I didn’t really start getting excited until I got goosebumps upon hearing a youtube clip of the first single, album closer “Knights Of The Black Sun” released sometime last year as a teaser. Maybe it was 30-odd years of nascency? Maybe it was a round-robin of influences of hundreds of bands reinterpreting the Amebix sound and style? More likely the band just got better at getting their point across to snots like me. “Sonic Mass” is a very logical extension of the original sound of Amebix. Very little has changed really. The recording is a little slicker, there is still that same insistent SWANS-ish pounding and offsides Killing Joke clatter mixed into a familiar Joy Division meets Motorhead mixture. In the past, the sound was informed by metal. Metal was like a bag of tea that was sunk into their overall molten slurry of a tone, then yanked out when it had steeped just long enough. Upon their return, the Amebix sound is very insistently METAL when it decides to be, which is easily over 2/3rd of the album. Not a bad thing and nothing that should scare off the classic “Amebix” listener. It’s that same oddball style of metal that kept those early 90’s Prong albums coolly afloat above the trashy groove (read: Nü) metal morass that they could have easily descended into. It’s the ritualistic tribal pounding that Sepultura referenced to make Chaos A.D. really sound like no other album that came out at the time. Couple that with an updated and improved method of writing a chorus that soars like anything off the last Killing Joke album (or really, “Axeman” off of Arise or “Sanctuary” off of their 1984 “No Sanctuary” 12″) Amebix are clearly pulling cues from their own weird mess of influences AS WELL AS looking to how their music has been used and hammered into shape by everyone OTHER than themselves over the past couple of decades. Really, can you blame them? It’s sorta theirs to do with as they please and I don’t think any of their neophytes and groundling followers would do anything but bow in honor. “Sonic Mass” is absolutely brutal, tuneful and powerful in a way the band has never been able to muster completely into one release. Describing their sound has always been difficult because you can’t just say “crust punk” and successfully conjure a different image than a thousand scabby, scurvy motorspeedclones that sleep in abandoned buildings and travel from city to city illegally in freight cars. Anything could be further from the truth. Many have copped the Amebix style and iconography, but few have successfully copped a direct musical reference without being called on it. The Kings have returned to assume their throne and hopefully, they keep it for a good long while. I missed the reunion tour, but there is really no reason why they couldn’t stage another one to shop this record a bit before (hopefully) blessing us with another in the next few years.

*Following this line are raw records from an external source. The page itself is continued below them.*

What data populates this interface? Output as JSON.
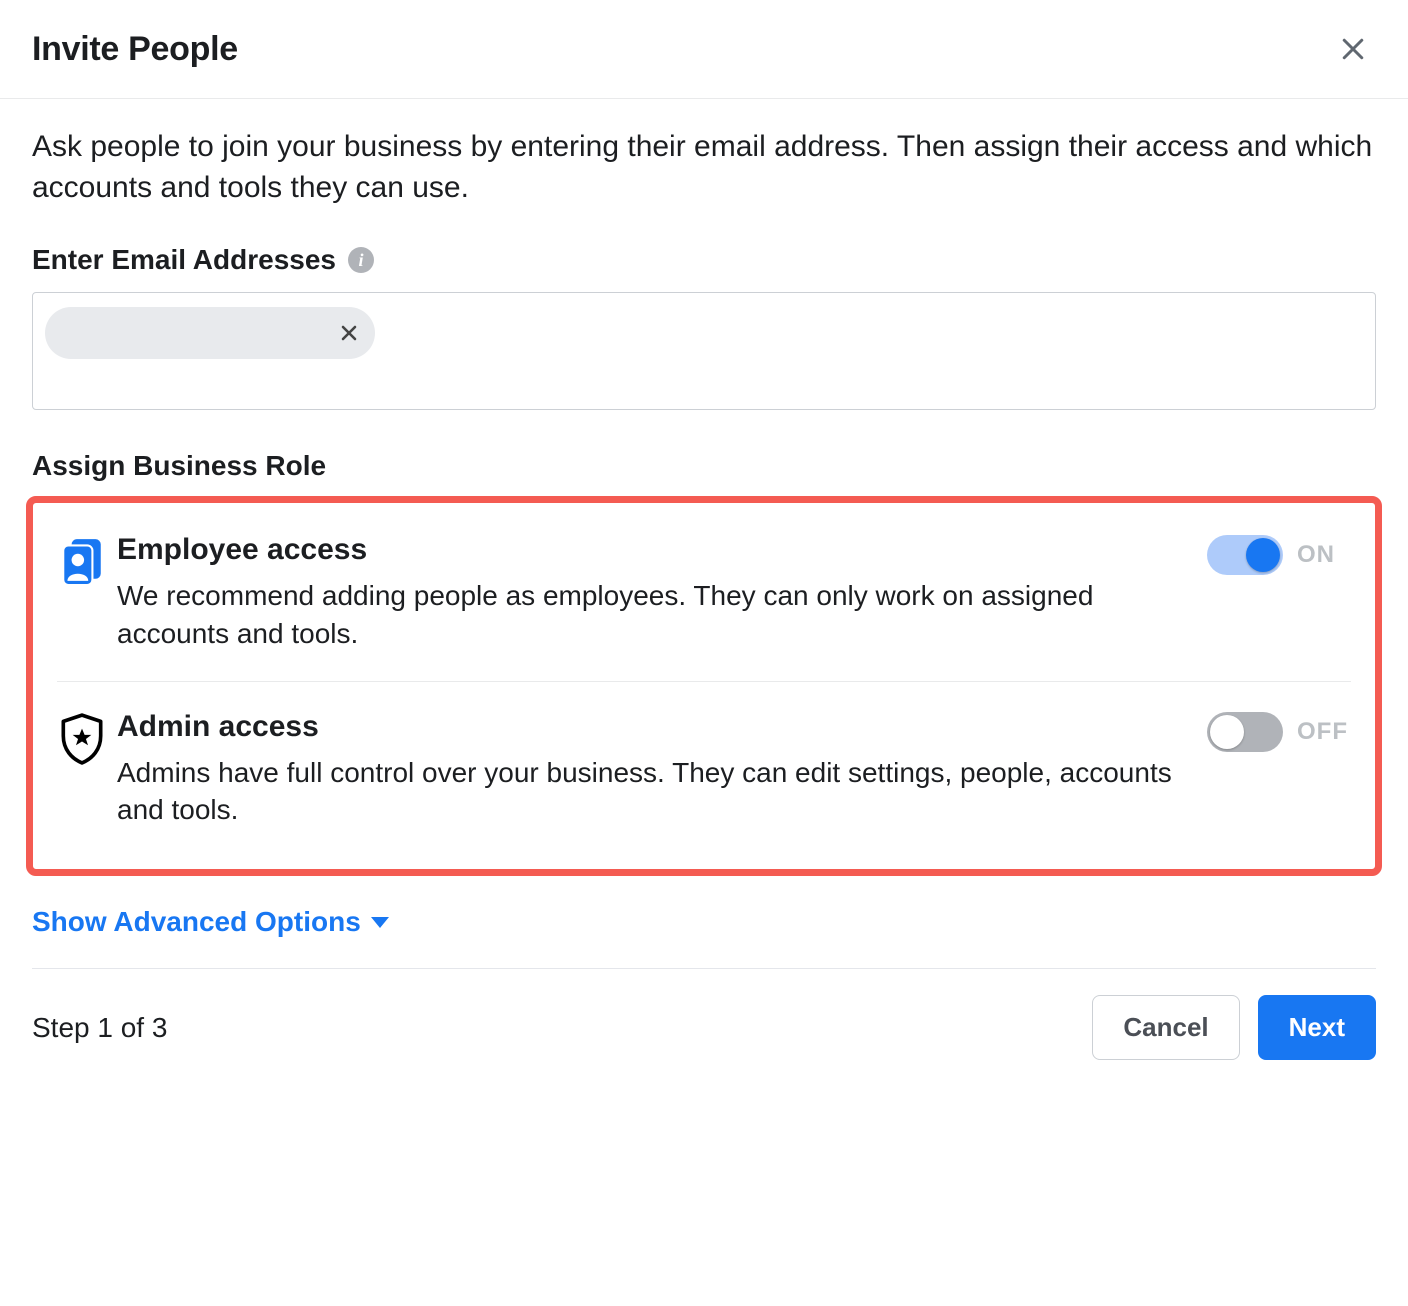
{
  "header": {
    "title": "Invite People"
  },
  "intro": "Ask people to join your business by entering their email address. Then assign their access and which accounts and tools they can use.",
  "email_section": {
    "label": "Enter Email Addresses",
    "chip_value": ""
  },
  "role_section": {
    "title": "Assign Business Role",
    "roles": [
      {
        "title": "Employee access",
        "description": "We recommend adding people as employees. They can only work on assigned accounts and tools.",
        "toggle_state": "ON",
        "toggle_on": true
      },
      {
        "title": "Admin access",
        "description": "Admins have full control over your business. They can edit settings, people, accounts and tools.",
        "toggle_state": "OFF",
        "toggle_on": false
      }
    ]
  },
  "advanced_link": "Show Advanced Options",
  "footer": {
    "step_text": "Step 1 of 3",
    "cancel": "Cancel",
    "next": "Next"
  }
}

Been Listening To (and you should to):
Roky Erickson & The Aliens – The Evil One
SubRosa – No Help For The Mighty Ones
In Slaughter Natives – Enter Now The World
Absu – Abzu
Arizmenda – Without Circumference Nor Center
Leviathan – True Traitor, True Whore
The Devil’s Blood – The Thousandfold Epicenter
Krisiun – The Great Excecution
Antediluvian – Through The Cervix Of Hawwah
Death – Individual Thought Patterns reissue